▸ **Work request**: Look through the data below. Collect every line where the word "channel" occurs.

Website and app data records
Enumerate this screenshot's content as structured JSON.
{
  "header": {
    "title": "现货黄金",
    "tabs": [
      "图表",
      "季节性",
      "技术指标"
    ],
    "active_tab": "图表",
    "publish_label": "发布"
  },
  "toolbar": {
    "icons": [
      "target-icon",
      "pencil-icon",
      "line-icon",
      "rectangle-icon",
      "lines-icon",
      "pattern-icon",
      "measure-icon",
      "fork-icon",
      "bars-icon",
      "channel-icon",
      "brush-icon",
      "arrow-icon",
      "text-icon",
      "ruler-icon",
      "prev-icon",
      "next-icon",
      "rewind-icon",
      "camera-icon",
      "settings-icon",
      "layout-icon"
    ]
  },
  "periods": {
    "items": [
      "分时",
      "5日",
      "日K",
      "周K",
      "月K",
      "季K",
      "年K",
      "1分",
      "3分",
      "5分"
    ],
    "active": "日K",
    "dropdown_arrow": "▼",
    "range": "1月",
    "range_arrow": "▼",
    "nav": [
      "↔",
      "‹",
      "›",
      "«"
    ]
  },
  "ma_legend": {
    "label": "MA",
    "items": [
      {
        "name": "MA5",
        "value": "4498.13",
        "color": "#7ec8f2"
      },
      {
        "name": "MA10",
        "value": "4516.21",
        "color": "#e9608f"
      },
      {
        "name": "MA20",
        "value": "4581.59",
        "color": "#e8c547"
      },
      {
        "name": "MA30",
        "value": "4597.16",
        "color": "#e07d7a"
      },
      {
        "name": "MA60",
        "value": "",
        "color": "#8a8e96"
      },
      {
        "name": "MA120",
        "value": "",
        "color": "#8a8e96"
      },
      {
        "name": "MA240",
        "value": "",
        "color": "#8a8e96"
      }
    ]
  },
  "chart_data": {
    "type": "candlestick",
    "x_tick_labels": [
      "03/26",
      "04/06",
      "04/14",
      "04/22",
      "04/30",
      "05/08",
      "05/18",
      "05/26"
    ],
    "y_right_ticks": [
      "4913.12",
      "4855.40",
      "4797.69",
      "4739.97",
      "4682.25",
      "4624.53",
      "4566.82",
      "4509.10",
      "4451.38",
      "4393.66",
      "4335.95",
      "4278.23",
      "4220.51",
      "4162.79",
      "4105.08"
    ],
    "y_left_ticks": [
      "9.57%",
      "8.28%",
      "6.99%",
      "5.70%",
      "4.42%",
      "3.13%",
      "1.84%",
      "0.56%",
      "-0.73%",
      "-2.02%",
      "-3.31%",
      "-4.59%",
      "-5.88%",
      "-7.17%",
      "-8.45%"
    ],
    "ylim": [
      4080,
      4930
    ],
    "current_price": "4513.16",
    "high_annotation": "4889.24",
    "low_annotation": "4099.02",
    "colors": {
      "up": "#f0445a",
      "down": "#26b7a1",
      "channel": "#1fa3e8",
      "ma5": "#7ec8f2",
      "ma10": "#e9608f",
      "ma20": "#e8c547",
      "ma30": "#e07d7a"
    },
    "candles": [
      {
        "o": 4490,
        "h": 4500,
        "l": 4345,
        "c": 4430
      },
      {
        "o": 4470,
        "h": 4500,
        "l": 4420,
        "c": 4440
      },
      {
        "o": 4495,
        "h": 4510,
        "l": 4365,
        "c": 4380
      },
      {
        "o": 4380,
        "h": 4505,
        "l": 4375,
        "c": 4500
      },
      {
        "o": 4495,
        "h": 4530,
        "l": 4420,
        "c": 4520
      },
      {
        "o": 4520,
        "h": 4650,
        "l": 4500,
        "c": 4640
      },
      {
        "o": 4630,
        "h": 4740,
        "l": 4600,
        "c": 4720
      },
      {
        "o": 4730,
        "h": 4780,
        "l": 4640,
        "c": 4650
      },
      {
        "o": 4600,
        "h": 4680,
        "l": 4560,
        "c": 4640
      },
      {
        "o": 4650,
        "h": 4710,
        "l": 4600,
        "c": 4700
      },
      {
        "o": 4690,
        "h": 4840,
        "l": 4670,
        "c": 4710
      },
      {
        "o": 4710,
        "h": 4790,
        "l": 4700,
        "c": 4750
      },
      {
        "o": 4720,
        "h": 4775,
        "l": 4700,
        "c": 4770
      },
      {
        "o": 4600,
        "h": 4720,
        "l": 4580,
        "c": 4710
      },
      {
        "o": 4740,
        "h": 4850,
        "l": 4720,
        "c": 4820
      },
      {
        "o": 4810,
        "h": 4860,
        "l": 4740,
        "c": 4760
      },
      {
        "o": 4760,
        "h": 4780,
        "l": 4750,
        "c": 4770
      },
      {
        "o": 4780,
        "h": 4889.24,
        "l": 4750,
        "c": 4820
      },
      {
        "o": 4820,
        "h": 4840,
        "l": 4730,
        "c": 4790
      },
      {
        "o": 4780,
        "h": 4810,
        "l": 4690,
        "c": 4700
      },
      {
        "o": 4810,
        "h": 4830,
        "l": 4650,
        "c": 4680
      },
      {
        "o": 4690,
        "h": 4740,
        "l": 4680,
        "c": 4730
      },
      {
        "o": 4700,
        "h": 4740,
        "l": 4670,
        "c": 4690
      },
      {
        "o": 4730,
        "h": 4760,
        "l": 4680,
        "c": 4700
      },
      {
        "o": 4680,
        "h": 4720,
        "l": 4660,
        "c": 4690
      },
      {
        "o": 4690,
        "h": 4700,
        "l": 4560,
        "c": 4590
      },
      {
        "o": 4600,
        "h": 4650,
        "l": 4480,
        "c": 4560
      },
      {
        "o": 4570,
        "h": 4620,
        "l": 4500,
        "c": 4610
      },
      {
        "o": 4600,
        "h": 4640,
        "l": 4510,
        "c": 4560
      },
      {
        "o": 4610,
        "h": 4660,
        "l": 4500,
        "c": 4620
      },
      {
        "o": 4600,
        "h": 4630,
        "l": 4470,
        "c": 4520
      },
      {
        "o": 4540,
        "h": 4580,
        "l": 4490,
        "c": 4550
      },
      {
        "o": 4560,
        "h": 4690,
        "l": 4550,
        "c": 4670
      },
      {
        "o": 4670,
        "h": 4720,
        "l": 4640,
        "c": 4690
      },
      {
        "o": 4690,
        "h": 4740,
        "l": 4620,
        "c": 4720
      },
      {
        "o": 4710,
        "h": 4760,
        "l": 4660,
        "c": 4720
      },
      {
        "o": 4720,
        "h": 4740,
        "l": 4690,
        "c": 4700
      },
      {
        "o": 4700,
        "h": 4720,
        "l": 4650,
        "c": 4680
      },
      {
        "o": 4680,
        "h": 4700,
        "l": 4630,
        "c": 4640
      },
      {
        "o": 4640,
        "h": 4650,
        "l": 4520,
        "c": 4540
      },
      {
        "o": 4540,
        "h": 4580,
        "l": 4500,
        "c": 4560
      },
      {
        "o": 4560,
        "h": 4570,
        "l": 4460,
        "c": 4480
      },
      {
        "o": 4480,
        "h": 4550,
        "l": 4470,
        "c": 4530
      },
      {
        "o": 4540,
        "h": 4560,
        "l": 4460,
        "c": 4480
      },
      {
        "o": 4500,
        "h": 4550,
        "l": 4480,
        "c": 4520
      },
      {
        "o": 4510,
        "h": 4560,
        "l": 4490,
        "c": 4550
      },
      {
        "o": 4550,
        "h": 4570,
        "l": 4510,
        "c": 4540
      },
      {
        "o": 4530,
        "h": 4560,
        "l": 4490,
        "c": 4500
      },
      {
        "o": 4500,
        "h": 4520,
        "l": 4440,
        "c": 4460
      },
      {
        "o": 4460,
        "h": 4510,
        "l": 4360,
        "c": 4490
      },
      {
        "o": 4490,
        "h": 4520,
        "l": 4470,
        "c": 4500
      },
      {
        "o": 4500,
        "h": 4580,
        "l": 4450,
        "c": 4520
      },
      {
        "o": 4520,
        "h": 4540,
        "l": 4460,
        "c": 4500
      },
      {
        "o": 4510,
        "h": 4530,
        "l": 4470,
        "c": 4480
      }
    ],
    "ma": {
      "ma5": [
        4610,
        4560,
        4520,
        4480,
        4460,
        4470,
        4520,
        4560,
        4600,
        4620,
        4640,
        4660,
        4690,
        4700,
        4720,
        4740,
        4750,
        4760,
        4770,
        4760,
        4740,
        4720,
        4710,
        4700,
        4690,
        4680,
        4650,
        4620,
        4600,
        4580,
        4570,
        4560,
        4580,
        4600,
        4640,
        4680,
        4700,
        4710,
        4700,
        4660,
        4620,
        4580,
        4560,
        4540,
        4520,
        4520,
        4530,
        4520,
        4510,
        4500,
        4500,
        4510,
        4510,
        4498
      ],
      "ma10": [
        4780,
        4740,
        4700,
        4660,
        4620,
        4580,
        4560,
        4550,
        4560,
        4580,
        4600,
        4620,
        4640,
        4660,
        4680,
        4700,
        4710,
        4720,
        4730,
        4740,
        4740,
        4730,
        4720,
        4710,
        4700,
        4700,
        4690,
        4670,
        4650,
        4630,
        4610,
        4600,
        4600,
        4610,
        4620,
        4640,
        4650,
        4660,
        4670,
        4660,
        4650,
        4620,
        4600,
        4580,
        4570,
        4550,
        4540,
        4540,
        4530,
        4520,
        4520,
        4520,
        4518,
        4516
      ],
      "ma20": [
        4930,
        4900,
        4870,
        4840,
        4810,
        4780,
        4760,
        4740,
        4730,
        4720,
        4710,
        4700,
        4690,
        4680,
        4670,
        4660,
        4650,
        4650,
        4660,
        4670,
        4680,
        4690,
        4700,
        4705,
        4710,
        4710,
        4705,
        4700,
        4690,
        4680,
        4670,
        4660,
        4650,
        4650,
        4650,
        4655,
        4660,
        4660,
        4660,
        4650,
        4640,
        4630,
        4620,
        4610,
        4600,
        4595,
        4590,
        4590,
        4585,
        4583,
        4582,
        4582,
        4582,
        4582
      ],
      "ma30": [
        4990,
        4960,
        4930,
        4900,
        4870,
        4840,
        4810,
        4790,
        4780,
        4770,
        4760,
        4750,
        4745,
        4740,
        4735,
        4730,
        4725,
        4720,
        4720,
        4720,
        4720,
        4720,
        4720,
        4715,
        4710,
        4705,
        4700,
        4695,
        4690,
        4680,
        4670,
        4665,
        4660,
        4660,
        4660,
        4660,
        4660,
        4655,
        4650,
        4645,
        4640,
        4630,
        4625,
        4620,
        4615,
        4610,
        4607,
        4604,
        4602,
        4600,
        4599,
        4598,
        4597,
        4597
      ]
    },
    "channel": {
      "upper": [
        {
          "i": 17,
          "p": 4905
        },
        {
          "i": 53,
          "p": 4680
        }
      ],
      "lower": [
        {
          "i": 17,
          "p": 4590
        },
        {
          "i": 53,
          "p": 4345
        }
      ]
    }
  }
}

▸ **Completed task**:
      "channel-icon",
      "channel": "#1fa3e8",
    "channel": {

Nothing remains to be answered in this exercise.